By Rick Henderson
Carolina Journal News Service
RALEIGH — Gov. Roy Cooper activated 450 members of the N.C. National Guard to help cities deal with potential property damage if riots relating to the death of George Floyd continue. He said the State Bureau of Investigation, N.C. Highway Patrol, and State Capital Police will be available if local officials ask.
Officials in Raleigh and Fayetteville had asked for help, Cooper said.
The governor announced the call-up at a Sunday, May 31, news briefing. The night before, peaceful protests mourning Floyd, a black man who died Monday at the hands of white Minneapolis police officers, erupted into vandalism and destruction in Charlotte, Raleigh, Greensboro, and Fayetteville.
Dozens were arrested, injuries were reported, shots fired, and hundreds of buildings were damaged, including the International Civil Rights Center and Museum in Greensboro and the historic Market House in Fayetteville.
Businesses, which had barely reopened after COVID-19 regulations had been relaxed, were gutted.
Meantime, legislative leaders acknowledged the anger over Floyd’s death as justified. But they wondered why tougher actions weren’t taken sooner to prevent violence and demanded to know if local officials were ready for what hit them Saturday night.
Violent protests and riots broke out in cities across the nation Friday and Saturday.
Cooper said the initial protests were about healing centuries-old wounds of racism.

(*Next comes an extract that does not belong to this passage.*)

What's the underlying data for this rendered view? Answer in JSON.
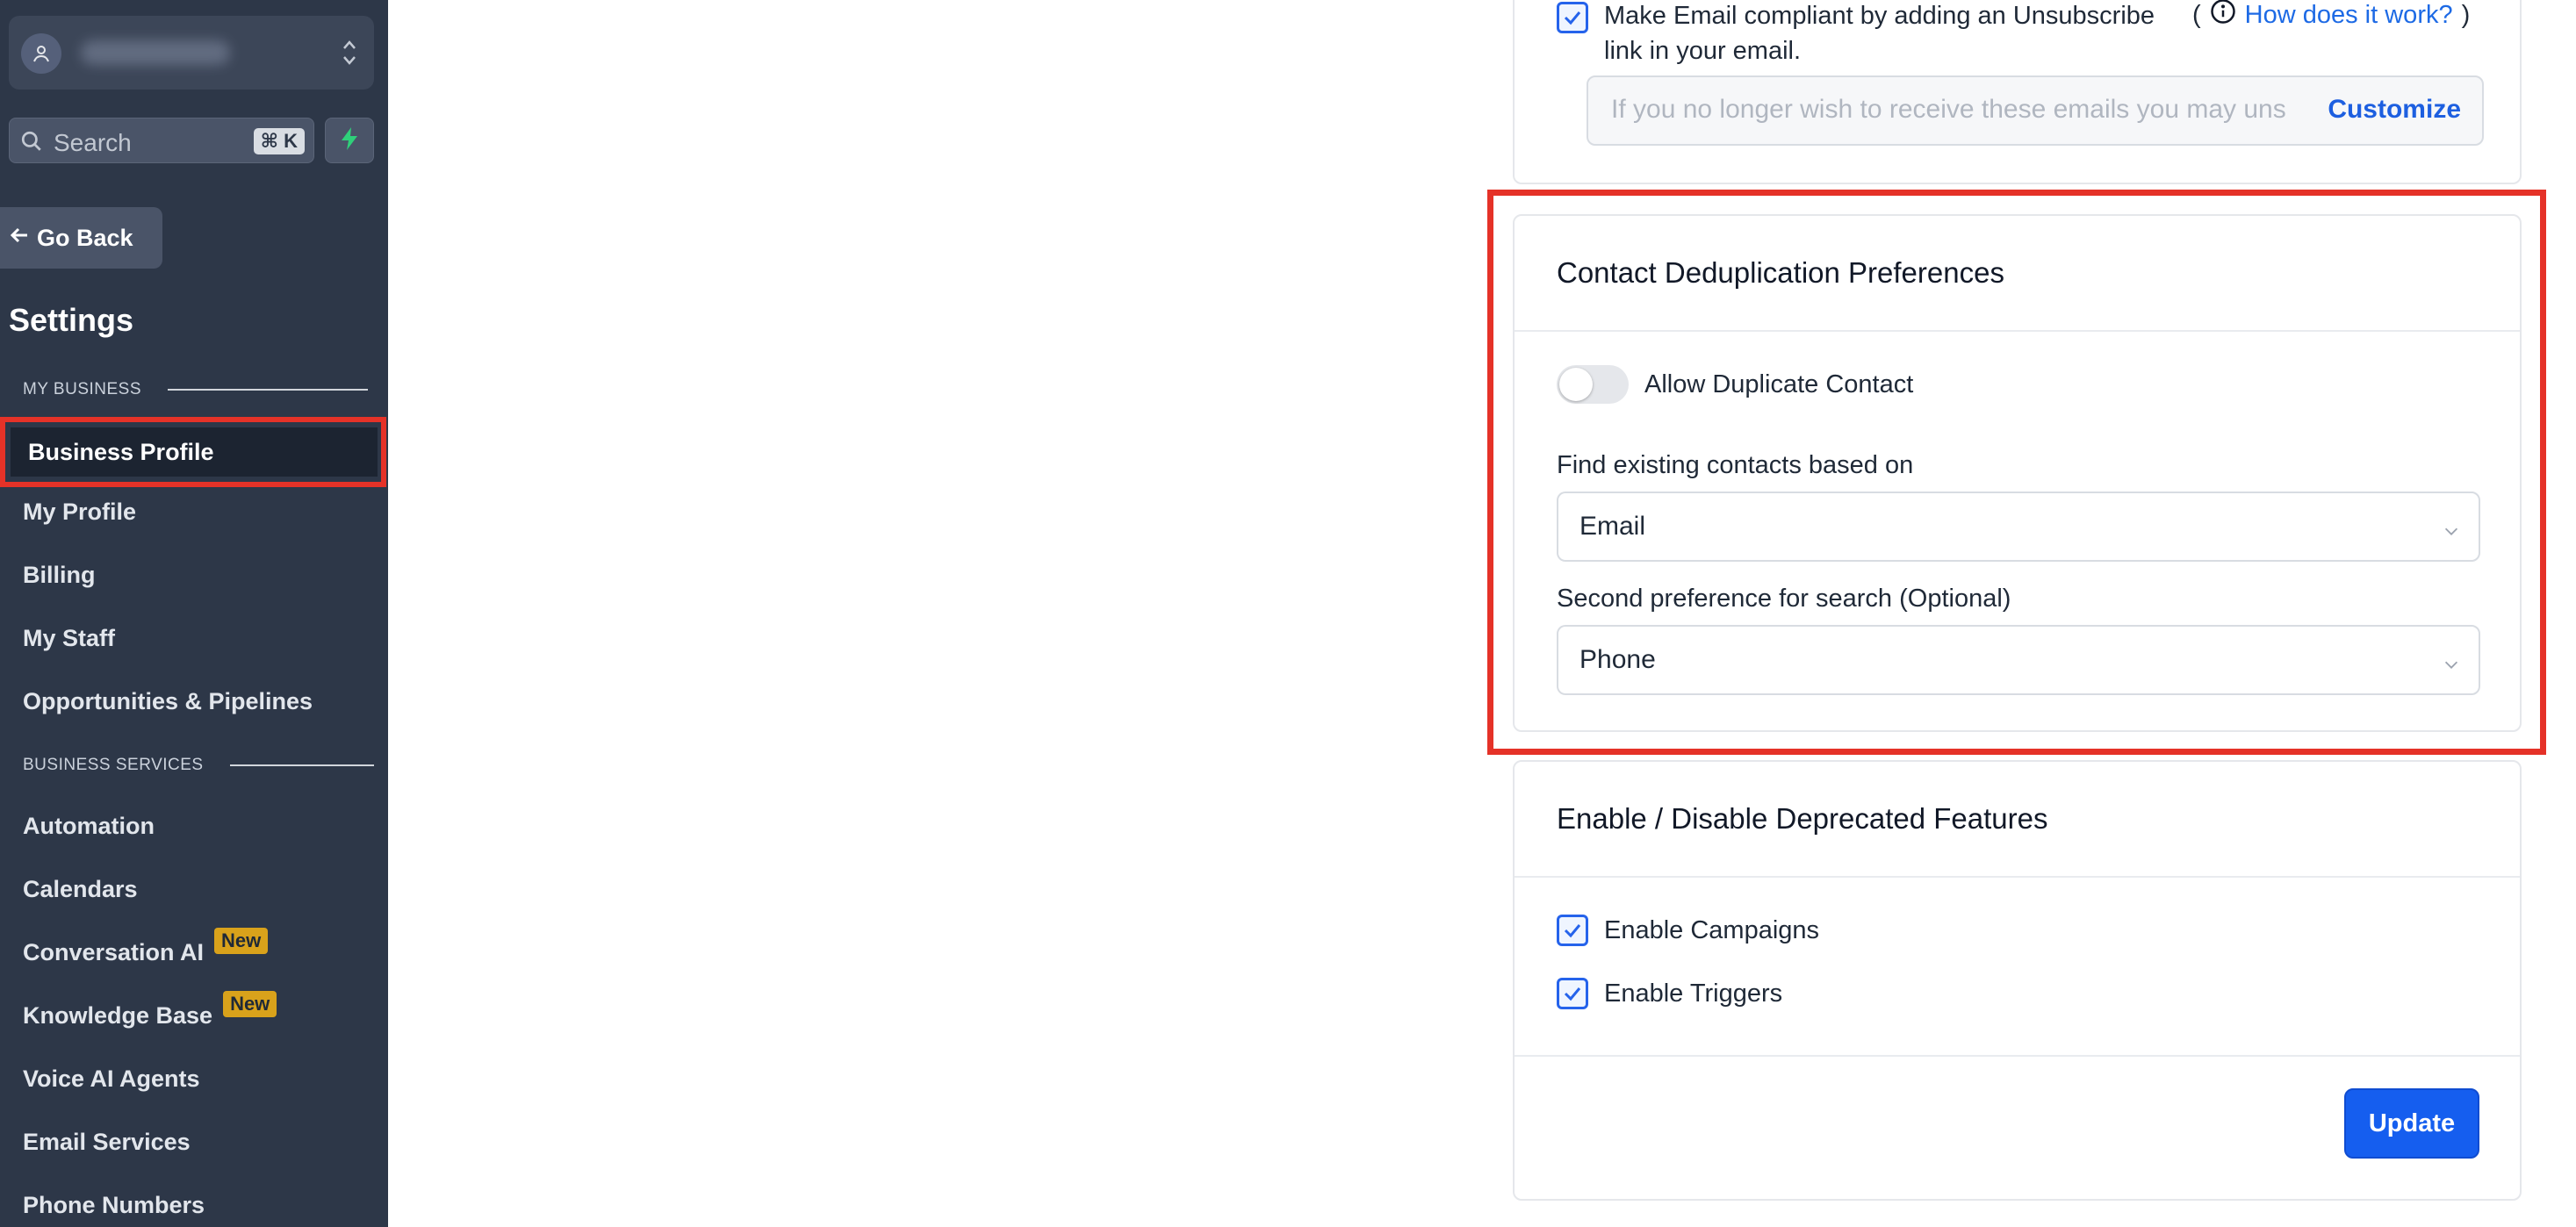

“Unfortunately, today the headlines are not about those protesters and their calls for serious, meaningful change. They are more about riots, and tear gas, and broken windows, and stolen property. I fear the cry of the people is being drowned out by the noise of riots.”
Fayetteville enacted an immediate 7 p.m. to 6 a.m. curfew. Mayor Mitch Colvin also asked people to stay away from a planned Monday protest so police could have more time to distinguish protesters from looters.
At a Sunday morning news conference, Raleigh Police Chief Cassandra Deck-Brown distinguished between legitimate protests and “anarchy.” She said she’ll never defend the latter. Mayor Mary-Ann Baldwin said “Last night wasn’t about building bridges. Unfortunately, it was about burning them.”
Both officials praised volunteers who arrived just after dawn, scouring downtown to clean up broken glass and other debris.
Cooper also chided those who were more interested in causing mayhem than protesting injustice.
“We have to constructively channel our anger, frustration, and sadness to force accountability. If we don’t, we haven’t learned anything,” he said.
House Speaker Tim Moore, R-Cleveland, posted videos of the Raleigh riots as they were happening on his Facebook page. He said he texted Cooper Saturday night, urging him to deploy the National Guard immediately.
Sunday, Moore posted photos on his Twitter page as he visited business owners and volunteers in downtown Raleigh.
In a statement Sunday afternoon, Senate leader Phil Berger, R-Rockingham, demanded information about the readiness of state and local law enforcement last week to handle potential trouble as tensions mounted.
“Lawlessness and destruction cannot be permitted. Given the experience of other localities in recent days, preparations should have been in place in the event things were getting out of hand. Were such contingencies contemplated? If so, what was the plan? If not, why not? What, if any, advance preparations were taken to involve state emergency and law enforcement resources?” Berger asked.
“Local and state executive agency leaders have a duty to the public to be prepared to respond to the kind of anarchy seen on our streets last night. I hope the advance preparation yesterday was not for the police to be given stand-down orders as rioters set fire to buildings and looted stores. Leaders in Raleigh and Wake County should be forthright with the public and explain how this was allowed to happen and provide assurance that adequate steps are in place to prevent this chaos and destruction from happening again.”